▼

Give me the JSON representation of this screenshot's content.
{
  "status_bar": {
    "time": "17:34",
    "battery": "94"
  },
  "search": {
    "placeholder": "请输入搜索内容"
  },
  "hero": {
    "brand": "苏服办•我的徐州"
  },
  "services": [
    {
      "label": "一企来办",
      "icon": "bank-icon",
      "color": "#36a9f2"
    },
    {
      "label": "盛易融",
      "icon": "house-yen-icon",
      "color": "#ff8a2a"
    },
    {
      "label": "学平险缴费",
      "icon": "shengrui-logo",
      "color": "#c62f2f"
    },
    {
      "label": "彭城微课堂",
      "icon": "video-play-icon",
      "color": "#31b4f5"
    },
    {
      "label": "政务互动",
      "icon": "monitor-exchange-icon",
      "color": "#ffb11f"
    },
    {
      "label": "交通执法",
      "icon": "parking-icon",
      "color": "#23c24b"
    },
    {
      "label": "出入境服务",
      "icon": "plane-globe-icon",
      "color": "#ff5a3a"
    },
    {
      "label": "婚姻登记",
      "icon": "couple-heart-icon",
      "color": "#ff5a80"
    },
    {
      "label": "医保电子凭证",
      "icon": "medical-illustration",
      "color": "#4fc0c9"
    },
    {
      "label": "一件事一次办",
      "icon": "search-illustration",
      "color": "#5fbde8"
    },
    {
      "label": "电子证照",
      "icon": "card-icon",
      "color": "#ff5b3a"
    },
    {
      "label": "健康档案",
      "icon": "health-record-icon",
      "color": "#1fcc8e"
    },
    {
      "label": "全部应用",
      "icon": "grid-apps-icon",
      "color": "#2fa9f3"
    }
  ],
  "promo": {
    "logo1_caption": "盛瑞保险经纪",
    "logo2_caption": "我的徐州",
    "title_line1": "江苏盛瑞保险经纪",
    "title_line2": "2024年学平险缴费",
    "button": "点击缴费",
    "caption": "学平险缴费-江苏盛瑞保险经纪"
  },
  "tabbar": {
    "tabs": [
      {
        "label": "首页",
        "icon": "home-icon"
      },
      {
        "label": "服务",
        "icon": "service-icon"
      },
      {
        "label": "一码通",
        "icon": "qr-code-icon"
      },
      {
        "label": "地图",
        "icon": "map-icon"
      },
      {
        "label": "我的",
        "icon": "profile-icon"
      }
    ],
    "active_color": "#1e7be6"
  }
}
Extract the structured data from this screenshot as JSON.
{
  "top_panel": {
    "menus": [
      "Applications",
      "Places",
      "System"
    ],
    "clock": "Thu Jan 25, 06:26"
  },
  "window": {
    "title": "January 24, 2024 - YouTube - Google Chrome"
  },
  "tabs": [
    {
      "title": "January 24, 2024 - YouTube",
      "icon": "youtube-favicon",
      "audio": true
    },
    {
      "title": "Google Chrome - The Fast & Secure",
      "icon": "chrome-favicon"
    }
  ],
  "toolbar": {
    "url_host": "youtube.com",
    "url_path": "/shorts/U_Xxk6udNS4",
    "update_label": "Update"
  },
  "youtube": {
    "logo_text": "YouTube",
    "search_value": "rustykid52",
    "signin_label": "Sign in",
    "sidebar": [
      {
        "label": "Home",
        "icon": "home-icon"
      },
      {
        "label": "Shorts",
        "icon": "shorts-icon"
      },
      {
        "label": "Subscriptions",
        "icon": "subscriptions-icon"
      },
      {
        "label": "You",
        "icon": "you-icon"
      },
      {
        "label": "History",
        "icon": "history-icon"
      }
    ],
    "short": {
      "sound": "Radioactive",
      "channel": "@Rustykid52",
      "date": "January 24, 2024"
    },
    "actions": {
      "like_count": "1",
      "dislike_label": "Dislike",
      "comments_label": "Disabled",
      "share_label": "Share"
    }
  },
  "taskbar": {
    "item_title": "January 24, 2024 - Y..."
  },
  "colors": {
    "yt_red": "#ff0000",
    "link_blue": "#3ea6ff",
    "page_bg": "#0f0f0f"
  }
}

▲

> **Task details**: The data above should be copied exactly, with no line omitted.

> **Output of the exercise**:
Give me the JSON representation of this screenshot's content.
{
  "status_bar": {
    "time": "17:34",
    "battery": "94"
  },
  "search": {
    "placeholder": "请输入搜索内容"
  },
  "hero": {
    "brand": "苏服办•我的徐州"
  },
  "services": [
    {
      "label": "一企来办",
      "icon": "bank-icon",
      "color": "#36a9f2"
    },
    {
      "label": "盛易融",
      "icon": "house-yen-icon",
      "color": "#ff8a2a"
    },
    {
      "label": "学平险缴费",
      "icon": "shengrui-logo",
      "color": "#c62f2f"
    },
    {
      "label": "彭城微课堂",
      "icon": "video-play-icon",
      "color": "#31b4f5"
    },
    {
      "label": "政务互动",
      "icon": "monitor-exchange-icon",
      "color": "#ffb11f"
    },
    {
      "label": "交通执法",
      "icon": "parking-icon",
      "color": "#23c24b"
    },
    {
      "label": "出入境服务",
      "icon": "plane-globe-icon",
      "color": "#ff5a3a"
    },
    {
      "label": "婚姻登记",
      "icon": "couple-heart-icon",
      "color": "#ff5a80"
    },
    {
      "label": "医保电子凭证",
      "icon": "medical-illustration",
      "color": "#4fc0c9"
    },
    {
      "label": "一件事一次办",
      "icon": "search-illustration",
      "color": "#5fbde8"
    },
    {
      "label": "电子证照",
      "icon": "card-icon",
      "color": "#ff5b3a"
    },
    {
      "label": "健康档案",
      "icon": "health-record-icon",
      "color": "#1fcc8e"
    },
    {
      "label": "全部应用",
      "icon": "grid-apps-icon",
      "color": "#2fa9f3"
    }
  ],
  "promo": {
    "logo1_caption": "盛瑞保险经纪",
    "logo2_caption": "我的徐州",
    "title_line1": "江苏盛瑞保险经纪",
    "title_line2": "2024年学平险缴费",
    "button": "点击缴费",
    "caption": "学平险缴费-江苏盛瑞保险经纪"
  },
  "tabbar": {
    "tabs": [
      {
        "label": "首页",
        "icon": "home-icon"
      },
      {
        "label": "服务",
        "icon": "service-icon"
      },
      {
        "label": "一码通",
        "icon": "qr-code-icon"
      },
      {
        "label": "地图",
        "icon": "map-icon"
      },
      {
        "label": "我的",
        "icon": "profile-icon"
      }
    ],
    "active_color": "#1e7be6"
  }
}
Extract the structured data from this screenshot as JSON.
{
  "top_panel": {
    "menus": [
      "Applications",
      "Places",
      "System"
    ],
    "clock": "Thu Jan 25, 06:26"
  },
  "window": {
    "title": "January 24, 2024 - YouTube - Google Chrome"
  },
  "tabs": [
    {
      "title": "January 24, 2024 - YouTube",
      "icon": "youtube-favicon",
      "audio": true
    },
    {
      "title": "Google Chrome - The Fast & Secure",
      "icon": "chrome-favicon"
    }
  ],
  "toolbar": {
    "url_host": "youtube.com",
    "url_path": "/shorts/U_Xxk6udNS4",
    "update_label": "Update"
  },
  "youtube": {
    "logo_text": "YouTube",
    "search_value": "rustykid52",
    "signin_label": "Sign in",
    "sidebar": [
      {
        "label": "Home",
        "icon": "home-icon"
      },
      {
        "label": "Shorts",
        "icon": "shorts-icon"
      },
      {
        "label": "Subscriptions",
        "icon": "subscriptions-icon"
      },
      {
        "label": "You",
        "icon": "you-icon"
      },
      {
        "label": "History",
        "icon": "history-icon"
      }
    ],
    "short": {
      "sound": "Radioactive",
      "channel": "@Rustykid52",
      "date": "January 24, 2024"
    },
    "actions": {
      "like_count": "1",
      "dislike_label": "Dislike",
      "comments_label": "Disabled",
      "share_label": "Share"
    }
  },
  "taskbar": {
    "item_title": "January 24, 2024 - Y..."
  },
  "colors": {
    "yt_red": "#ff0000",
    "link_blue": "#3ea6ff",
    "page_bg": "#0f0f0f"
  }
}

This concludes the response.